§ **TASK PROMPT**: Using the material that follows, identify and copy each line with the string "Media".

§ **EXERCISE INPUT**:

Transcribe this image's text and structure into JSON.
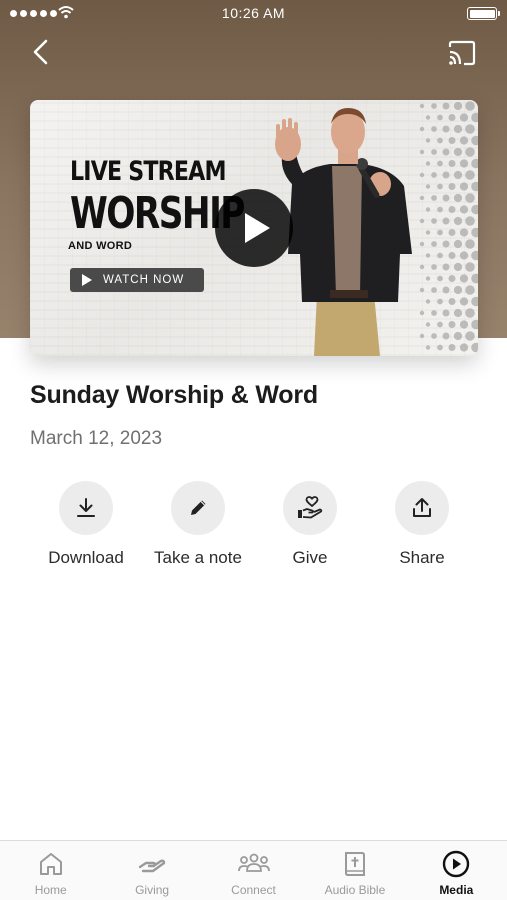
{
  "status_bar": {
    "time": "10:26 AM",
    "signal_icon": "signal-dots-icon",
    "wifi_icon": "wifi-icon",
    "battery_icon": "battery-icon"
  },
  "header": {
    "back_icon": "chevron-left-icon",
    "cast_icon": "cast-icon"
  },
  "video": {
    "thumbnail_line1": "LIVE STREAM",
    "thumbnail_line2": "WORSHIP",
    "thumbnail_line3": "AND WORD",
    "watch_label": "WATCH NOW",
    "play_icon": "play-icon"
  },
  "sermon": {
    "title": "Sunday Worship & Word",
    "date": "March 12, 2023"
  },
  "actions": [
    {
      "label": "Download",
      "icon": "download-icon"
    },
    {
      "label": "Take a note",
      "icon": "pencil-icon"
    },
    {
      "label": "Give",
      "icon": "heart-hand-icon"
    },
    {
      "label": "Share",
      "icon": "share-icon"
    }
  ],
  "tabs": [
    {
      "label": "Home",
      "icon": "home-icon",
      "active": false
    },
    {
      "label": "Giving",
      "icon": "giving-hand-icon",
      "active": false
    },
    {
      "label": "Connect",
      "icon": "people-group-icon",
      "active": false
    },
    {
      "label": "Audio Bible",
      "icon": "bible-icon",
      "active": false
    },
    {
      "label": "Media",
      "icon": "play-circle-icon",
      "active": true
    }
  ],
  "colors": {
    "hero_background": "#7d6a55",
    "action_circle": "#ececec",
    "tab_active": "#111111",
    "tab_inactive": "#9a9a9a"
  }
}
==
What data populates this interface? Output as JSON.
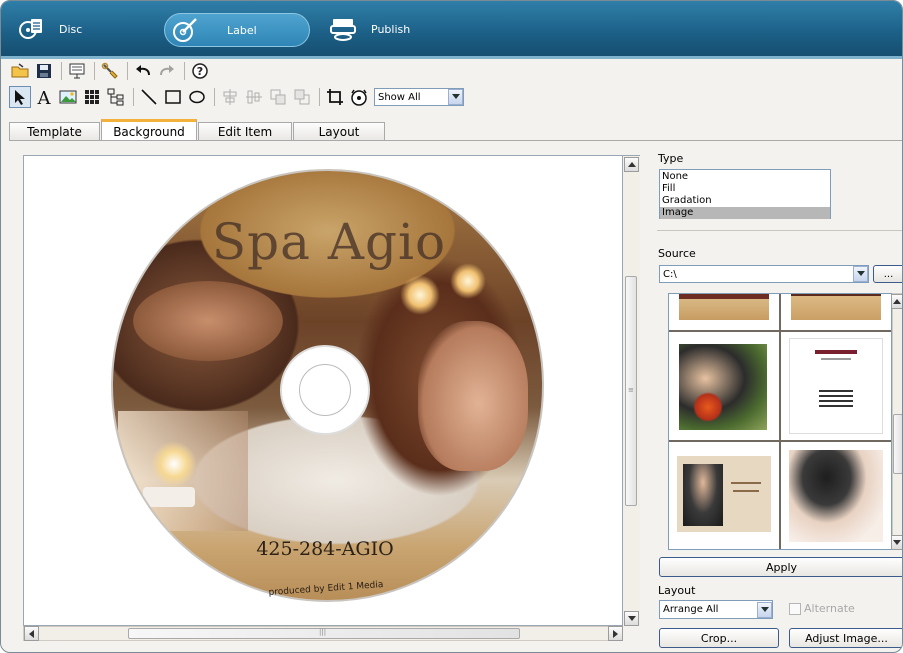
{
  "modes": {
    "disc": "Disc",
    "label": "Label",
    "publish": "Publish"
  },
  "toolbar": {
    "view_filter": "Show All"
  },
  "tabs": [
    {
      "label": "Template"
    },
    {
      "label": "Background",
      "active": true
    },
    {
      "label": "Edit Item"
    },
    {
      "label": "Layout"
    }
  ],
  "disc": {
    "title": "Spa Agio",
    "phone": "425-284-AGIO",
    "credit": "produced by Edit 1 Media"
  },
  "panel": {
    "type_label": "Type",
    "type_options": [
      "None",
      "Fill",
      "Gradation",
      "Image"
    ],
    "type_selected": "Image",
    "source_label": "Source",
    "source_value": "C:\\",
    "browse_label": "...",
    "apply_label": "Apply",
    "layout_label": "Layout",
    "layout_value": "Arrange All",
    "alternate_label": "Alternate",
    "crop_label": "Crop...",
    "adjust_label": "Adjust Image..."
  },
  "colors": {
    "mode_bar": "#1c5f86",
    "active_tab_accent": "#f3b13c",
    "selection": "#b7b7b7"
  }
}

§ **RESPONSE FOR THIS EXERCISE**:
      "label": "Media",
    "credit": "produced by Edit 1 Media"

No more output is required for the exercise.